|"It was used as a tool to teach the glories of the proletariat work ethic to school children, along with 'trade is icky, and so are the vegetables at the supermarket.'"|
I saw nothing in the White House puffery about a "proletarian work ethic," whatever that is. (Work on a physical task in front of you, with your own hands, can indeed be satisfying. What exactly is wrong about that?)
Nor about "trade is icky," although, yes, Mrs. O was praising knowing more about what you eat and where it comes from. (The fad for overpaying to be "organic" is self-correcting, like much else, in harder times.)
If that's dangerous or duplicitous, then the Obamas have lots of company, because such gardening is on a pronounced upswing, even in this nascent Depression. Burpee Seeds is doing record business, as are garden-supply centers. If anything, the White House is "leading" something it didn't start, hardly a new phenomenon.
Nothing is directed here at Teresa in particular, or anyone else, but I have to ask:
Doesn't carping about things like this add greatly to the broader perception of Objectivist types as being incessant moralizers? Isn't anything — Peikoff's absurd fulminations in "Fact and Value" notwithstanding — part of the realm of the morally optional?
Let the Obamas have their fresh tomatoes. The Carters had their solar panels. Nixon had his guards costumed as if in an operetta. Kennedy had a swimming pool, since removed. These are small things, really.

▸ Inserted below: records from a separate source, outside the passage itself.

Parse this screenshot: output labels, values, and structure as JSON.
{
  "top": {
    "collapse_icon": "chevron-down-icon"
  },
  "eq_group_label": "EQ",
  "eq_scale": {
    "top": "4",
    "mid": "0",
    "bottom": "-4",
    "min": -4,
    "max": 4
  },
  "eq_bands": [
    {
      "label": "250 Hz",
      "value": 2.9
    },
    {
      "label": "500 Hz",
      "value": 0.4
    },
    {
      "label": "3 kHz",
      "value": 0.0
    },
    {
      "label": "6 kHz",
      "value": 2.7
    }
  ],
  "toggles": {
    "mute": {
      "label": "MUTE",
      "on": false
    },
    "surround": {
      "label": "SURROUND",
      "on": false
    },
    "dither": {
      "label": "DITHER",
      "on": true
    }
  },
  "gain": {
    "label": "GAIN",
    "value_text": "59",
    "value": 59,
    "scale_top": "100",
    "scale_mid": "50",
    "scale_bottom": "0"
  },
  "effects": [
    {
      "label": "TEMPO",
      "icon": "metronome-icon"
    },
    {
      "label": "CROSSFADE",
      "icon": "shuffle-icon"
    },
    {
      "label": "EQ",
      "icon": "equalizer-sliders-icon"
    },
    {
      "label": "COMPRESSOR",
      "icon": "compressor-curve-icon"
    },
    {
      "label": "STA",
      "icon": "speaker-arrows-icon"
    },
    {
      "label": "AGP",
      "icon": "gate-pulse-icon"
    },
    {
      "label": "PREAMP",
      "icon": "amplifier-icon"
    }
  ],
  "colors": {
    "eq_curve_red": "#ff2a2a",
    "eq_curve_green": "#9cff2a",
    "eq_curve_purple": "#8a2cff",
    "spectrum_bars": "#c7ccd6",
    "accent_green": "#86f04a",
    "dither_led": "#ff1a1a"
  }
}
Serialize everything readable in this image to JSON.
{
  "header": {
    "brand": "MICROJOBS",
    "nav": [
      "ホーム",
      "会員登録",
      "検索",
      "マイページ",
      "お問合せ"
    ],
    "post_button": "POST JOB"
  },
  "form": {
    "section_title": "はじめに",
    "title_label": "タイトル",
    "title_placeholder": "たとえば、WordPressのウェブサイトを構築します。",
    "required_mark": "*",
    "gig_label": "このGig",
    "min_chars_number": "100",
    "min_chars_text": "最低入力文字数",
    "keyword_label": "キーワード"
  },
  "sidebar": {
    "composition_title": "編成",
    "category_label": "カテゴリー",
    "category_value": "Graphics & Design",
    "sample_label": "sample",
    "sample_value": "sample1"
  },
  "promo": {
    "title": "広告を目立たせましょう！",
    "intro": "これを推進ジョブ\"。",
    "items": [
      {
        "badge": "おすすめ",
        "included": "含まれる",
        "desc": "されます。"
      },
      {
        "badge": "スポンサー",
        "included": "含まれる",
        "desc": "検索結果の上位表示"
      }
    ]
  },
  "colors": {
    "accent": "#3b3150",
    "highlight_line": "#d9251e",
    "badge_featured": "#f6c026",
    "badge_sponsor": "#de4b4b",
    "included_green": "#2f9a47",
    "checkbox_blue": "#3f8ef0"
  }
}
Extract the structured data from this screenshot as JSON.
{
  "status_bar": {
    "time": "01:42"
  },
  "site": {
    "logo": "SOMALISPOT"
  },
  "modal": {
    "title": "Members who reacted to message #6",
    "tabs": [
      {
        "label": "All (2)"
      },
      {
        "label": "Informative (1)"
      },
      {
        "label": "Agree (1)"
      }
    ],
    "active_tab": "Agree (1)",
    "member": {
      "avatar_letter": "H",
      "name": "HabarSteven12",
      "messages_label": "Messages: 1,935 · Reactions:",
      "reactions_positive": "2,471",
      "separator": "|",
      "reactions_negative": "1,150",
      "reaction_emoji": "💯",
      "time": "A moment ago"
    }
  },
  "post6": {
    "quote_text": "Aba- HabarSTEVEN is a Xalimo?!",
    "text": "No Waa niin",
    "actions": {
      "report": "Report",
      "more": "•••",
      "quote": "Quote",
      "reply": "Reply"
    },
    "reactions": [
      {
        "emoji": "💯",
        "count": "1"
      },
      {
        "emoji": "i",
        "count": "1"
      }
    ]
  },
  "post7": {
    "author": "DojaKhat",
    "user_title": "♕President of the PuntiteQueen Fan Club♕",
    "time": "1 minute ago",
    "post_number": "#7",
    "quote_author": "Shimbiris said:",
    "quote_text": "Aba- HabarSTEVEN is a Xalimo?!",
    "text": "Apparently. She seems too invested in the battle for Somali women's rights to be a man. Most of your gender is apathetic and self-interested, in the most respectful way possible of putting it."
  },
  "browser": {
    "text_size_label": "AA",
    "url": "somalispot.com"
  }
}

To allude to an insight of Rand's character Leo, let's talk about their lions of destruction, not their lice.